Jimmy Hoffa was an American labor union leader, serving as president of the teamsters union from 1957 until 1971, despite being in prison from 1961 onwards, when his resignation coincided with his release, part of a pardon agreement with Richard Nixon. He was known to have connections with organised crime, and even had Bobby Kennedy assemble a "Get Hoffa" squad in an attempt to rid the country of not just him, but what he represented. He disappeared in 1975, declared dead a number of years later, but his case remains unsolved. It's widely accepted that he was eliminated by the mob, who were concerned by his attempts to wrest back control of the teamsters after his release from prison. In a 2004 book, "I Heard You Paint Houses", journalist Charles Brandt claims that a mob assassin and friend of Hoffa's, Frank Sheeran, confessed to the murder.
The Irishman tells the story of Frank Sheeran and Jimmy Hoffa, but beyond that, it is a reunion of cinematic royalty. Scorsese takes the director's chair, with De Niro leading as Sheeran. Joe Pesci, who had to be forced out of retirement, supports as Russel Buffalino, and Al Pacino takes on the role of Hoffa. Remarkably, despite both being stalwarts of the gangster genere, it's the first time Pacino and Scorsese have worked together. It's a Netflix feature, and their decision not to give it a full cinematic release some feel it deserves has led to controversy, and to a number of cinema chains boycotting it. However, Scorsese has claimed they were the only ones willing to take a risk on his project, which had been in the works for several years.

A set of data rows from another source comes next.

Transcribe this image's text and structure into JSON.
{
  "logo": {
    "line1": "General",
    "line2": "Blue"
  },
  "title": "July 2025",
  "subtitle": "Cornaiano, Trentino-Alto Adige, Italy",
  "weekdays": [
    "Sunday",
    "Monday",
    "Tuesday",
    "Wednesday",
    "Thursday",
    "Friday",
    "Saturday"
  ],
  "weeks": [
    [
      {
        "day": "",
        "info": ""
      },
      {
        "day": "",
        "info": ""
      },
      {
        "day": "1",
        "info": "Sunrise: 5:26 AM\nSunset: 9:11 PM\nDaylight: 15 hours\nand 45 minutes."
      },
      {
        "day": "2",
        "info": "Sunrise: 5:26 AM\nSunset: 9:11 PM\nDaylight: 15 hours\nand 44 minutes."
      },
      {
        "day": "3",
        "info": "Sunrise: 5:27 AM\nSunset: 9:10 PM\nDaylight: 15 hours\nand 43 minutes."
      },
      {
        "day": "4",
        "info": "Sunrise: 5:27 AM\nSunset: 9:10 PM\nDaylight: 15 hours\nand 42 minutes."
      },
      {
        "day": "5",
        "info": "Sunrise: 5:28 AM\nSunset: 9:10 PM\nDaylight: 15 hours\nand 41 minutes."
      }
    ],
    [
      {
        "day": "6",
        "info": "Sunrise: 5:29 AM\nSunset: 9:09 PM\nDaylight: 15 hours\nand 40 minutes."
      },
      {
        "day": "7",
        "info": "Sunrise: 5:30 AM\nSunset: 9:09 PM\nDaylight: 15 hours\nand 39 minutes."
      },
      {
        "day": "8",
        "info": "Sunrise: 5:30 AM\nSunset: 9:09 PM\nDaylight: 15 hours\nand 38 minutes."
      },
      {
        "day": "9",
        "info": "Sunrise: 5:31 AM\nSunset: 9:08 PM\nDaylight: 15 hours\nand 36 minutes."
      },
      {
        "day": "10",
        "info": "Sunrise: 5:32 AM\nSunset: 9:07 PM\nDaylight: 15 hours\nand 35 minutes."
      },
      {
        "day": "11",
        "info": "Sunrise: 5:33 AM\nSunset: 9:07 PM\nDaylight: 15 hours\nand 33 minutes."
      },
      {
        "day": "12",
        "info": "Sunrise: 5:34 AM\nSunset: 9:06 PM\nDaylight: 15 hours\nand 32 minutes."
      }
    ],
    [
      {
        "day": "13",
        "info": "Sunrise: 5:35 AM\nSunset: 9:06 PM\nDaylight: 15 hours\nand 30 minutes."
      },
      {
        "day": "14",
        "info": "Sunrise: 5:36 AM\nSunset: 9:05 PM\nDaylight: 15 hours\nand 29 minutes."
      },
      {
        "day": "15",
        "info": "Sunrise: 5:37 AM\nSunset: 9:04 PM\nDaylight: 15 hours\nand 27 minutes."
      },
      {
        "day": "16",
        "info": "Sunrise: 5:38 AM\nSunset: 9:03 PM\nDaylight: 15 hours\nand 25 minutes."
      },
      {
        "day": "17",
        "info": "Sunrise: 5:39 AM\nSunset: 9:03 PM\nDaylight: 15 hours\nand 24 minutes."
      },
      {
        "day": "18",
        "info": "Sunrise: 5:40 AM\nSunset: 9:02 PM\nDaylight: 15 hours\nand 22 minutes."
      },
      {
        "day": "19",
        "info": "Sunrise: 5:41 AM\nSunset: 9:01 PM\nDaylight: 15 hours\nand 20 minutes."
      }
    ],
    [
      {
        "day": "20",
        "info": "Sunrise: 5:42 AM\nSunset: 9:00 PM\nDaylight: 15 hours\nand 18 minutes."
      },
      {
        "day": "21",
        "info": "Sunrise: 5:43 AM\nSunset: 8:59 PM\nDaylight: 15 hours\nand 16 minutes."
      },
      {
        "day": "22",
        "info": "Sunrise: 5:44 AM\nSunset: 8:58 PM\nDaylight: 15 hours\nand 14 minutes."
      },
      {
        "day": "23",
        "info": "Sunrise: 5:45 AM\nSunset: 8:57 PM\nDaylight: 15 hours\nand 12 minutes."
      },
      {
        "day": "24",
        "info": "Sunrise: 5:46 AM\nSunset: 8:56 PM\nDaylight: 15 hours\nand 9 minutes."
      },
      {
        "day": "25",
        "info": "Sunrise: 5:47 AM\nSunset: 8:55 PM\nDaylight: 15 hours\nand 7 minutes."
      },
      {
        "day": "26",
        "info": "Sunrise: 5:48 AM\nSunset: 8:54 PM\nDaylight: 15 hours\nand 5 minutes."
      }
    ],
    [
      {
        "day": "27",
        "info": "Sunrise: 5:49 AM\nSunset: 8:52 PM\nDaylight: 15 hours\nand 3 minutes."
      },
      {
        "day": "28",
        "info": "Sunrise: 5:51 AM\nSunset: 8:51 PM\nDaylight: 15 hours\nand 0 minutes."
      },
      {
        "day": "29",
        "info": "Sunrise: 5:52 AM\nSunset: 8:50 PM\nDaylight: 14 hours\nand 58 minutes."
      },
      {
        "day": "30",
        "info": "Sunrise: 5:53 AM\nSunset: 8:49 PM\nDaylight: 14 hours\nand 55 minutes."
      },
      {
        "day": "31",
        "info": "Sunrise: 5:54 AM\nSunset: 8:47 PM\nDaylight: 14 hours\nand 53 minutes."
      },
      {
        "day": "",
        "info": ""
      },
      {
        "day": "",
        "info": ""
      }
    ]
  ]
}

In true Scorsese fashion, the movie is as an epic tale of the life of the our gangsters, chronicling their journey from young to old men, a luxury not afforded to many in their business. In essence, it tells two stories, the first about Frank Sheeran's life, and the second about the events surrounding the disappearance of Hoffa. Frank and Russel first meet by chance at a gas station, and, seduced by the lifestyle Russel embodies, Frank gradually works his way up in the mob underworld, helped by both Russel and Angelo Bruno (Harvey Keitel). He is eventually introduced to Jimmy Hoffa, and the two develop a close relationship. Where Hoffa is wild and unpredictable, Frank is calm and considered. As the years pass and Hoffa grows more erratic, Frank is charged by the mob with keeping him in check.

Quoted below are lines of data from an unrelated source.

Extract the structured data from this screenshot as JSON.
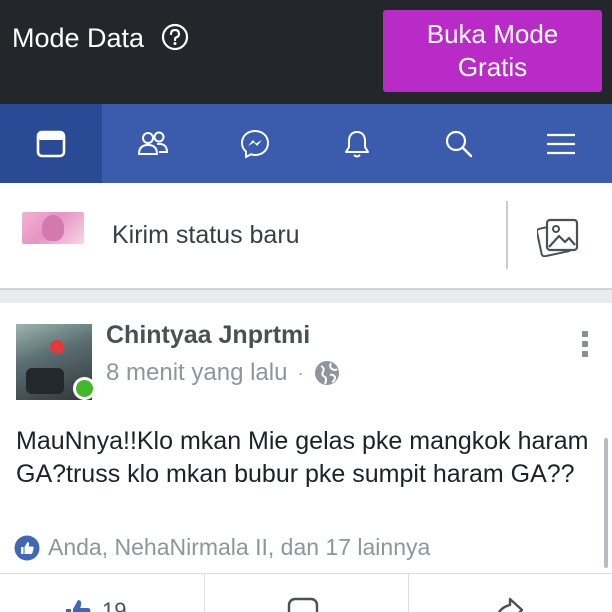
{
  "data_bar": {
    "title": "Mode Data",
    "free_button": {
      "line1": "Buka Mode",
      "line2": "Gratis"
    }
  },
  "nav": {
    "items": [
      {
        "icon": "news-feed-icon",
        "active": true
      },
      {
        "icon": "friends-icon",
        "active": false
      },
      {
        "icon": "messenger-icon",
        "active": false
      },
      {
        "icon": "notifications-bell-icon",
        "active": false
      },
      {
        "icon": "search-icon",
        "active": false
      },
      {
        "icon": "menu-icon",
        "active": false
      }
    ]
  },
  "composer": {
    "placeholder": "Kirim status baru"
  },
  "post": {
    "author": "Chintyaa Jnprtmi",
    "time": "8 menit yang lalu",
    "separator": "·",
    "text": "MauNnya!!Klo mkan Mie gelas pke mangkok haram GA?truss klo mkan bubur pke sumpit haram GA??",
    "reactions_text": "Anda, NehaNirmala II, dan 17 lainnya",
    "like_count": "19"
  },
  "colors": {
    "top_bar": "#23262b",
    "free_button": "#b92bc7",
    "nav": "#3b5cad",
    "nav_active": "#2b4a96",
    "online": "#42b72a",
    "like": "#4267b2"
  }
}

One of the more prominent talking points related to the production of The Irishman was about the use of de-aging technology. What we've seen in similar epics is the use of make up to make young men look old, but Scorsese uses digital technology to make old men look young. This has been done on a smaller scale in recent years, such as Samuel L. Jackson in Captain Marvel, but here, unfortunately it's hard not to conclude that the technology undermines the narrative. The scenes with young versions of the leading men come across as fake at best, and cartoonish at worst. A prime example of its failings occurs In a scene that should establish not just Frank's troubled relationship with family, but also his status as a man to be feared. A local shopkeeper has the audacity to lay his hands on his daughter Peggy, and Frank beats him to within an inch of his life. The problem is that we've seen fearsome De Niro before, in Goodfellas and Raging Bull to name but a few, and this is not him. Whatever the limited success of the de-aging process on the actor's faces, it cannot hide an elderly physique, and Frank Sheeran looks like he couldn't hurt a fly.

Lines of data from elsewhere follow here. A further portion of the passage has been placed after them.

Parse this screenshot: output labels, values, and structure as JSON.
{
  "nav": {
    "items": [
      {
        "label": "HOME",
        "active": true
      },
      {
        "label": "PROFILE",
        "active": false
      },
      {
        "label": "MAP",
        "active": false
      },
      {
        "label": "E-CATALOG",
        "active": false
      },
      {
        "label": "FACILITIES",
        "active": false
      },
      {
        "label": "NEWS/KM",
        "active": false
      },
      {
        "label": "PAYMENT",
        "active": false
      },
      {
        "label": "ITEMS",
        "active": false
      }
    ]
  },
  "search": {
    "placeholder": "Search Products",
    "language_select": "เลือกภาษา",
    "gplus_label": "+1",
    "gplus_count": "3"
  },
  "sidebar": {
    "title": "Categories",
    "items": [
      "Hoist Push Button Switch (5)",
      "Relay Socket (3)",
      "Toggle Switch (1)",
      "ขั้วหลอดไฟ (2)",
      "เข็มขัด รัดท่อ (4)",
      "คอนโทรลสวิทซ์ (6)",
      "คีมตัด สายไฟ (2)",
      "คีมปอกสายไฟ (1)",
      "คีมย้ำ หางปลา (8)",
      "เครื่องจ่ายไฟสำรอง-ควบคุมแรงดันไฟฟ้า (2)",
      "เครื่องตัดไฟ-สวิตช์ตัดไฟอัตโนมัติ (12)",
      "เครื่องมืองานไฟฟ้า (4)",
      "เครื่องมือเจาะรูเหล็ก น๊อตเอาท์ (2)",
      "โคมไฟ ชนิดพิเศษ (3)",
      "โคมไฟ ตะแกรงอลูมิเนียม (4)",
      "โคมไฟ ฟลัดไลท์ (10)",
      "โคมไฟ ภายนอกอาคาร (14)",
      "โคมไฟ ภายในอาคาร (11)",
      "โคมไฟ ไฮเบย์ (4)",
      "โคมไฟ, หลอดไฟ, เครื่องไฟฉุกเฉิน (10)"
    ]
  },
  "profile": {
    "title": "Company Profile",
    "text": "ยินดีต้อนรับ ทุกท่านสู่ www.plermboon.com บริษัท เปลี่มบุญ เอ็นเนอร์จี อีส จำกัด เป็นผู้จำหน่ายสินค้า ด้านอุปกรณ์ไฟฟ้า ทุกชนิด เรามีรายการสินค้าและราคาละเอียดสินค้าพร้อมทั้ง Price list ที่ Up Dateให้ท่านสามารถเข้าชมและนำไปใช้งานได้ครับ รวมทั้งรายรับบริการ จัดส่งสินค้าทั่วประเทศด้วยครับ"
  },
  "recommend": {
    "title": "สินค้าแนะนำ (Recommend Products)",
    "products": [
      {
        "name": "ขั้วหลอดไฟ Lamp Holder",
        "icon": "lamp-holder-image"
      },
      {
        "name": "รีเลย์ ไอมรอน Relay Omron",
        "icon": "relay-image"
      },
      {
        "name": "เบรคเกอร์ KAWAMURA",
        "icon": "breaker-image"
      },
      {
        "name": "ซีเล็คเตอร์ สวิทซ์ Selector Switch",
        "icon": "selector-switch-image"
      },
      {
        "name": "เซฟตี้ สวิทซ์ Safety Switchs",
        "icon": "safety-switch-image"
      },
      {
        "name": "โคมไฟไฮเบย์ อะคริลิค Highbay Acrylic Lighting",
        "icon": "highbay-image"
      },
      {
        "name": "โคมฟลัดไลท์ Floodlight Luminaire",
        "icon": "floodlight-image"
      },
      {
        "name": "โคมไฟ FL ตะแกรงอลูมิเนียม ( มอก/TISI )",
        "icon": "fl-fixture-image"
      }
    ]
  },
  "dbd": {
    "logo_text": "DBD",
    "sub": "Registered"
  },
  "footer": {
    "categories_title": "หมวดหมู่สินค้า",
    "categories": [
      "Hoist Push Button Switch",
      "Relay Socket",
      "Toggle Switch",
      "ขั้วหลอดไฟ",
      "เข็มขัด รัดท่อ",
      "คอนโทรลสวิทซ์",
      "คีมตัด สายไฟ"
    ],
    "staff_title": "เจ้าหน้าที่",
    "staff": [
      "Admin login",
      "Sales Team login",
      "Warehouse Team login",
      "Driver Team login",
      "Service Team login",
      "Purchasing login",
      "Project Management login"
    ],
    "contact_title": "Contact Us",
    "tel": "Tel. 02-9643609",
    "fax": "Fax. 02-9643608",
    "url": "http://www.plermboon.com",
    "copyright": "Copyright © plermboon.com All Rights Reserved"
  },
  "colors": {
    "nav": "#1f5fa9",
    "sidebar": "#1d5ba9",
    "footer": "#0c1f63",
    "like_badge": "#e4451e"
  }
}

The Irishman is a multi-layered movie, and strong, reserved performances from De Niro and Pesci are at its heart. It's a tale of power and influence, but also a meditation on the ageing process, as the characters must reflect on their changing values as time passes them by. A number of scenes, particularly with Hoffa and his chief rival, Anthony Provenzano (Stephen Graham), are classic Scorsese, and wonderfully entertaining to watch, while others, such as when Frank must console Hoffa's wife, are powerful in their understated nature. However, there is a certain unevenness to it. The story of Frank's life from his meeting with Russel, seems drawn out at times, and it's only when Hoffa arrives that the movie takes on a different dimension, and the pool of talent, from the director's chair to the extensive cast, starts to tell. It clocks in at an extreme 209 minutes, but to the director's credit, it never seems to drag. At times, some aspects, particularly Frank's family life, even feel underdeveloped. Anna Paquin, who stars as Peggy Sheeran, has just one line in the movie. Overall, It's not quite as polished an effort as the assortment have managed in the past, and it's hard to look beyond the failings of the de-aging technology, but any Martin Scorsese movie is a cinematic experience not worth passing up.
|Robert De Niro|
|Runtime: 209 minutes|